Roy Raymond was the founder of Victoria’s Secret. The idea for the company came to him in 1977 when he was shopping for lingerie for his wife. Raymond noticed the lack of choice – department stores sold one-size-fits-all styles that could hardly be described as beautiful. Moreover, shop assistants and customers looked at the man in the lingerie department with extreme surprise.
Roy decided to start his own business. He borrowed US$80,000 and found a suitable location in one of the supermarkets in Palo Alto. The main difference in the new store was that it sold beautiful rather than practical lingerie. And it worked. In its first year, the brand generated US$500,000 in sales. Its profitability led to the opening of several more stores in various Californian cities.

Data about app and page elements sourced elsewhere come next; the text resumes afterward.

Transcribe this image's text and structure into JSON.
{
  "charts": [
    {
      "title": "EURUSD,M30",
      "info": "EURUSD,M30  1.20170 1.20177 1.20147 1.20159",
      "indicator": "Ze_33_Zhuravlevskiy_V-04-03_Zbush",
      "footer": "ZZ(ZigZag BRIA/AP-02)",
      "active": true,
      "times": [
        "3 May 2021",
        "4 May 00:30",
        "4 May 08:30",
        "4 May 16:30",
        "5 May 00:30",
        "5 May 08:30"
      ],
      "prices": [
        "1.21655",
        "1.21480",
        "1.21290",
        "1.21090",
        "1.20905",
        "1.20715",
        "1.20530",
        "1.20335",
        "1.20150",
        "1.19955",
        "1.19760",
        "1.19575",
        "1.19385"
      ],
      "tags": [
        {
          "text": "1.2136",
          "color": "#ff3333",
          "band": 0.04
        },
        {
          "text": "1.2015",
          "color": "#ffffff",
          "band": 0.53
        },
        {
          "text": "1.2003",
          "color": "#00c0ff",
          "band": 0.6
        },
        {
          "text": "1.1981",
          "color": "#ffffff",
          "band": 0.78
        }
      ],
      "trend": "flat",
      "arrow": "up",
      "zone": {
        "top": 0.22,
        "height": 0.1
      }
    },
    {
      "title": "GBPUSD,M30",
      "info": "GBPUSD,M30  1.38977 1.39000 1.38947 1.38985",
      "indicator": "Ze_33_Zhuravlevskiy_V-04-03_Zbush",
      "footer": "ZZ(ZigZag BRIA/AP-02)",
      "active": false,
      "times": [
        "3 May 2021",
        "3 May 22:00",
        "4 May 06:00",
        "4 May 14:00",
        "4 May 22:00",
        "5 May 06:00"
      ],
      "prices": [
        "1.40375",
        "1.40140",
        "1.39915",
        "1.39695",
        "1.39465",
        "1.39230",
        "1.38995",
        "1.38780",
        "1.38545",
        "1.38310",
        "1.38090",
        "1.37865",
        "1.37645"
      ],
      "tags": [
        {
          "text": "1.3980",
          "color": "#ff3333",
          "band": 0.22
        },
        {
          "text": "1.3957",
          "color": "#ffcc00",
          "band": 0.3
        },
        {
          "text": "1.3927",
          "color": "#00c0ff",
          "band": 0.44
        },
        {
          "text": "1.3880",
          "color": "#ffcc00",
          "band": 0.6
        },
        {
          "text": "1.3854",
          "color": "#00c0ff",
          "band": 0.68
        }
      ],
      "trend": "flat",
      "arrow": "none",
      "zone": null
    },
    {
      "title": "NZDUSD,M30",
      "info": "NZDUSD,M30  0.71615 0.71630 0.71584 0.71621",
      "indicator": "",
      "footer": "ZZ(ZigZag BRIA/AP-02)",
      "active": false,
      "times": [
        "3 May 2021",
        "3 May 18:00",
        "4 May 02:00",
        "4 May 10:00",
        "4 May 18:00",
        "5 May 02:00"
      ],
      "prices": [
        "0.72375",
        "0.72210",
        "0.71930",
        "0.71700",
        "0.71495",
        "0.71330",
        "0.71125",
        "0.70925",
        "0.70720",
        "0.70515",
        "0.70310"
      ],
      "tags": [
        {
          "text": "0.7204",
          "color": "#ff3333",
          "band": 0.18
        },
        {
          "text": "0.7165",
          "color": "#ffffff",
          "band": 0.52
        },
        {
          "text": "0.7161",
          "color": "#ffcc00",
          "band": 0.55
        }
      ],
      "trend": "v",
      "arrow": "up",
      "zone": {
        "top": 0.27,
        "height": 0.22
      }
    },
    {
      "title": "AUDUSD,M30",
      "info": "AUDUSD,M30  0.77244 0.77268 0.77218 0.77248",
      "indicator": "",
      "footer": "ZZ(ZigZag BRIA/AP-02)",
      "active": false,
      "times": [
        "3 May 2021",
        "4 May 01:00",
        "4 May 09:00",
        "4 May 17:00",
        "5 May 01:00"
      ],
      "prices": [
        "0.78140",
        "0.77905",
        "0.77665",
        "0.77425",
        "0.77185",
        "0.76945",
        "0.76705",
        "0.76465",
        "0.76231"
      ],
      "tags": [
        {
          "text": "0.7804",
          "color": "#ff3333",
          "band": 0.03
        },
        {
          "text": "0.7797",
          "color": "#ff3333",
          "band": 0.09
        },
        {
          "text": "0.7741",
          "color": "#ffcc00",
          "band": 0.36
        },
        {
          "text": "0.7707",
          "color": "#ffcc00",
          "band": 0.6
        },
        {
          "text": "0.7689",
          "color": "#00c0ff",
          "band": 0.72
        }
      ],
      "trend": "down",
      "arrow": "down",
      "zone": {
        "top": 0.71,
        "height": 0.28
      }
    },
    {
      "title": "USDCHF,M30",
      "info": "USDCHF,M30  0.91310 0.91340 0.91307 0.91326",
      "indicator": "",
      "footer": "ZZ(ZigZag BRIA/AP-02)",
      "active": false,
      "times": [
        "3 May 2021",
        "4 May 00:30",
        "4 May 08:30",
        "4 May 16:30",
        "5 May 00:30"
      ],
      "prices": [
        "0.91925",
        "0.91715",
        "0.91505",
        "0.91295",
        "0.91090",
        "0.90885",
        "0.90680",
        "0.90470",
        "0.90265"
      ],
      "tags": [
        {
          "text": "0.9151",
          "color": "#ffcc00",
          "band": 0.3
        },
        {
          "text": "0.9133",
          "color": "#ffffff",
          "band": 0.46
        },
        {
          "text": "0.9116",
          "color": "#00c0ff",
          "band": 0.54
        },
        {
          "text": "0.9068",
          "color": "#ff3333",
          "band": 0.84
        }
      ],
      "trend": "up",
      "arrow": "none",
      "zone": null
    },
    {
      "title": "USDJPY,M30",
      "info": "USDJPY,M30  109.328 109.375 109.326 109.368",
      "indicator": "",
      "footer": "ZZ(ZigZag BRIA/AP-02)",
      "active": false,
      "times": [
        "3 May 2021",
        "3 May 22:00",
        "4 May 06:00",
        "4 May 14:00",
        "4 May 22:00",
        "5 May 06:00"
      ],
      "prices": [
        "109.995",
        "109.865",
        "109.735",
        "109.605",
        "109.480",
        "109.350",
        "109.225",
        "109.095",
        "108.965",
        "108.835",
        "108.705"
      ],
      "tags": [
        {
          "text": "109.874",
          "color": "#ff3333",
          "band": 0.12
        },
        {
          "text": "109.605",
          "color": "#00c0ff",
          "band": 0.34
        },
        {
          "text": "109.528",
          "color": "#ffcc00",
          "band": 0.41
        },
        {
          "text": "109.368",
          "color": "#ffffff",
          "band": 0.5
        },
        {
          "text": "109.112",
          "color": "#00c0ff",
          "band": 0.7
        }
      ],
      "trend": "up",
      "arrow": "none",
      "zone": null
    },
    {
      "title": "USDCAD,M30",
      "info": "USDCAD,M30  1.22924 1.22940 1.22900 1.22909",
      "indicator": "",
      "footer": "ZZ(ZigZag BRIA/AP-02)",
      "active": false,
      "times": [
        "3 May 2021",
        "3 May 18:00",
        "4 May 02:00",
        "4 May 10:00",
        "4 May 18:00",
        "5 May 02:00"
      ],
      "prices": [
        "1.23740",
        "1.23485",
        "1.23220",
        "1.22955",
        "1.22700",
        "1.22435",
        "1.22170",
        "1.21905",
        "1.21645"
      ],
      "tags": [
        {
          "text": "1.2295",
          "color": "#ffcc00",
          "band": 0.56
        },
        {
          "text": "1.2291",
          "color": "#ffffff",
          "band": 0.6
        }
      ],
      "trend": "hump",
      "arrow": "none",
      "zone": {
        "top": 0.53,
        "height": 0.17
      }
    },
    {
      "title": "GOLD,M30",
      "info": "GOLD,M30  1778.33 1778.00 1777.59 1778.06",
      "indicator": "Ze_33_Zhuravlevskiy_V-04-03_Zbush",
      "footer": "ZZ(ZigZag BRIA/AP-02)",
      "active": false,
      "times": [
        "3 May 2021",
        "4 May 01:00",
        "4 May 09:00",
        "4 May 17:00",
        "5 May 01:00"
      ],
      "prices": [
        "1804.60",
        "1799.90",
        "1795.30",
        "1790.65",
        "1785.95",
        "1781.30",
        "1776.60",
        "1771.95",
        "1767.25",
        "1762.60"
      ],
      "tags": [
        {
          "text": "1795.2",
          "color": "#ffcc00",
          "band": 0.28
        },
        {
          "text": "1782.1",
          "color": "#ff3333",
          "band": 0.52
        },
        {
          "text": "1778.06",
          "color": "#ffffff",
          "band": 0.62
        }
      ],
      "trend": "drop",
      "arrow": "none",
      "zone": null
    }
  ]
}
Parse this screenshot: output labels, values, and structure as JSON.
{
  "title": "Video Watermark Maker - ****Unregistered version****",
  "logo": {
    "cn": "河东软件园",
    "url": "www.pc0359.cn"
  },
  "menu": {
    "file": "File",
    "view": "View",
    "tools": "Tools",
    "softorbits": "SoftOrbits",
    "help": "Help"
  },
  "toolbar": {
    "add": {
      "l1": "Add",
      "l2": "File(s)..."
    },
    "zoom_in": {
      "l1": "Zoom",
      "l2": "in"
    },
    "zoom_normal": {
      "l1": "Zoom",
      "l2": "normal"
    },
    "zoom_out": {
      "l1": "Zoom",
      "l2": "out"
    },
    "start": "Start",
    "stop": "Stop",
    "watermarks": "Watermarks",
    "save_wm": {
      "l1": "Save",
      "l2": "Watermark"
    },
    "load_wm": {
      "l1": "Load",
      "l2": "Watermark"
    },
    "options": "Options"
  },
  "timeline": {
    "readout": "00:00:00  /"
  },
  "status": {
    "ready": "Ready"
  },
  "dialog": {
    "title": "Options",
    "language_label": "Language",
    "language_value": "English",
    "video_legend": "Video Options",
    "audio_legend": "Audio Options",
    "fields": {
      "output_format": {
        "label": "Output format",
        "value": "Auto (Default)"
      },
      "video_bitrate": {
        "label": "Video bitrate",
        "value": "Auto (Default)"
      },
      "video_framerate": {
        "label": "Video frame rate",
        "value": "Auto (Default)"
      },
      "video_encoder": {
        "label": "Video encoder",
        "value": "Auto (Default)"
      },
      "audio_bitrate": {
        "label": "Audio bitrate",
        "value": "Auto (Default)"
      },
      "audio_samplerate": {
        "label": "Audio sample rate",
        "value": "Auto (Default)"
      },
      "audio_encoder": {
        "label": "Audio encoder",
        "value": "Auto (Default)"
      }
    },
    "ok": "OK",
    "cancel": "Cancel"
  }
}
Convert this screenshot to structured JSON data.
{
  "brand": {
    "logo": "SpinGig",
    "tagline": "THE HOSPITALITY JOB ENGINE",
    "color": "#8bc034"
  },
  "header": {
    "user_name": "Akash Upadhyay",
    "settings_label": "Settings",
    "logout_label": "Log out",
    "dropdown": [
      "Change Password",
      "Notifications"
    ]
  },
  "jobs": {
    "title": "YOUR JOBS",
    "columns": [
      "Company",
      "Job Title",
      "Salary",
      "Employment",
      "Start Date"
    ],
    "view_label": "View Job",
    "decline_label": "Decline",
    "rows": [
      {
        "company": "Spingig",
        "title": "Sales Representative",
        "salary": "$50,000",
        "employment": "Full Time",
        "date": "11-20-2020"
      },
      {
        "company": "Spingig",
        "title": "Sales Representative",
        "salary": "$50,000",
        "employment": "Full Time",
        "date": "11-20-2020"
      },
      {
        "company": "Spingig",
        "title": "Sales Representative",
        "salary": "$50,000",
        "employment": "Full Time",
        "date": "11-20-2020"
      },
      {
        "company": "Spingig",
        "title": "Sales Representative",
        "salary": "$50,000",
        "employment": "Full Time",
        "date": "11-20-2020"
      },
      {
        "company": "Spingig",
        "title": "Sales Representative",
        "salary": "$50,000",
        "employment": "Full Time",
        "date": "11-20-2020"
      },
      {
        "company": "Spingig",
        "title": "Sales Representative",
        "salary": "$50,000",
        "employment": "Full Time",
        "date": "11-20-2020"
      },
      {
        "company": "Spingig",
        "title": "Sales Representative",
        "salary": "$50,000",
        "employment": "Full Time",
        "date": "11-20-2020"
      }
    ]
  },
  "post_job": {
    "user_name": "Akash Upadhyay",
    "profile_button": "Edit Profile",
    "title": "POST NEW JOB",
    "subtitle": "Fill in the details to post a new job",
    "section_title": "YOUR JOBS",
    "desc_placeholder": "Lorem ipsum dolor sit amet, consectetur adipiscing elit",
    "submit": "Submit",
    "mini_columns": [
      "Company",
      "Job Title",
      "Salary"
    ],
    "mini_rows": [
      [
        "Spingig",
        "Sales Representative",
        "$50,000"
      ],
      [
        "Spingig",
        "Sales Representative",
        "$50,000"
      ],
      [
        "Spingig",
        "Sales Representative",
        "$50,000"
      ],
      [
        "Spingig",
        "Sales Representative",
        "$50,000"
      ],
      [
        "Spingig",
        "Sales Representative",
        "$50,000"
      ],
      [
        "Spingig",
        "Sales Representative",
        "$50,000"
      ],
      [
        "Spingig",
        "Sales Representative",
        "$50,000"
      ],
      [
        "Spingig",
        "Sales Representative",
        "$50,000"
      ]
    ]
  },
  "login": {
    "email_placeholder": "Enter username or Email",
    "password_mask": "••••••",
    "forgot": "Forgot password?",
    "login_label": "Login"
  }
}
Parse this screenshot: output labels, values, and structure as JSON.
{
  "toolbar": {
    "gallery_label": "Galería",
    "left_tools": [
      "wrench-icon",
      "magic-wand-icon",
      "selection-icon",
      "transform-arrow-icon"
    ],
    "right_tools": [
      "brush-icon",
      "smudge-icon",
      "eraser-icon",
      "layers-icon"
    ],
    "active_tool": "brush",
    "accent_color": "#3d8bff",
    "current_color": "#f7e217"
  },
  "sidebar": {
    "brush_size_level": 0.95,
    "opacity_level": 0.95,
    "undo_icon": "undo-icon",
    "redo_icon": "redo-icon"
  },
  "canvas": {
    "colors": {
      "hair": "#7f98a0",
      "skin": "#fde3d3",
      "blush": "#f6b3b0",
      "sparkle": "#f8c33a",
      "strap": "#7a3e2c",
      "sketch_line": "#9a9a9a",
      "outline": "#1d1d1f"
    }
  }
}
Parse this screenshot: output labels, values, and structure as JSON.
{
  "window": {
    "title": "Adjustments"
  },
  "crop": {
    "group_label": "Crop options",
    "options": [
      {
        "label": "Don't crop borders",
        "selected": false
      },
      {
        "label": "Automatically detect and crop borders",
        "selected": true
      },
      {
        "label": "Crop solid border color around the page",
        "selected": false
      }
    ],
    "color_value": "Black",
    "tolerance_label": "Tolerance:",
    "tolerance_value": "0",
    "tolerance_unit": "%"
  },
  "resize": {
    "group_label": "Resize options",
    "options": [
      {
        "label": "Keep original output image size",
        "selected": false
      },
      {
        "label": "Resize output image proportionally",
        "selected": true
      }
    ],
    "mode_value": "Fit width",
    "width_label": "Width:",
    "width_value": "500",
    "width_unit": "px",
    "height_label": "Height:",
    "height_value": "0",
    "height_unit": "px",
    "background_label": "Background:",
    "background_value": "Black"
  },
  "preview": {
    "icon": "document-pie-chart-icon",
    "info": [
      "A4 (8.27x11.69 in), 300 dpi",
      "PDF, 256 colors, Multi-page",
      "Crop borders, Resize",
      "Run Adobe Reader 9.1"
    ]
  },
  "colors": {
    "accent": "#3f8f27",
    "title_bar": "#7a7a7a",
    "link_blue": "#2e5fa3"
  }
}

Raymond also took a creative approach to advertising. He produced a catalogue featuring attractive girls to showcase the range. Interestingly, the magazine was most popular with men. Its sales alone accounted for about 50% of the company’s income.
By 1982 the chain had 6 stores, but the company was constantly on the verge of bankruptcy. The reason was that Victoria’s Secret’s main audience was men, not women, for whom the products were designed. They were the main customers who bought lingerie as a holiday gift for their loved ones. Such a policy could not provide a steady income. Leslie Wexner, the owner of the sportswear brand, has drawn attention to the problem. He noticed that only men went into the luxurious Victoria’s Secret stores. Women were intimidated by Victorian-era interiors.
The entrepreneur bought the company and changed its approach to products and services. The lingerie continued to look expensive, but the price became more affordable. The shops had also changed, with luxury replaced by a cosy environment. This paid off, and by 1995, there were 670 Victoria’s Secret stores. Then came the first show, where each model walked out wearing lingerie and angel wings.
Each year the show became more luxurious. And while such events generated excitement, by 2017, the public’s view had changed. The company was heavily criticised for showcasing models with ideal figures when the buyers were ordinary women, far from the 90-60-90 standard. Victoria’s Secret sales plummeted. In 2019, the shows were cancelled, but the company’s business did not improve. After several scandals, the brand transformed and rebuilt its position in the global market.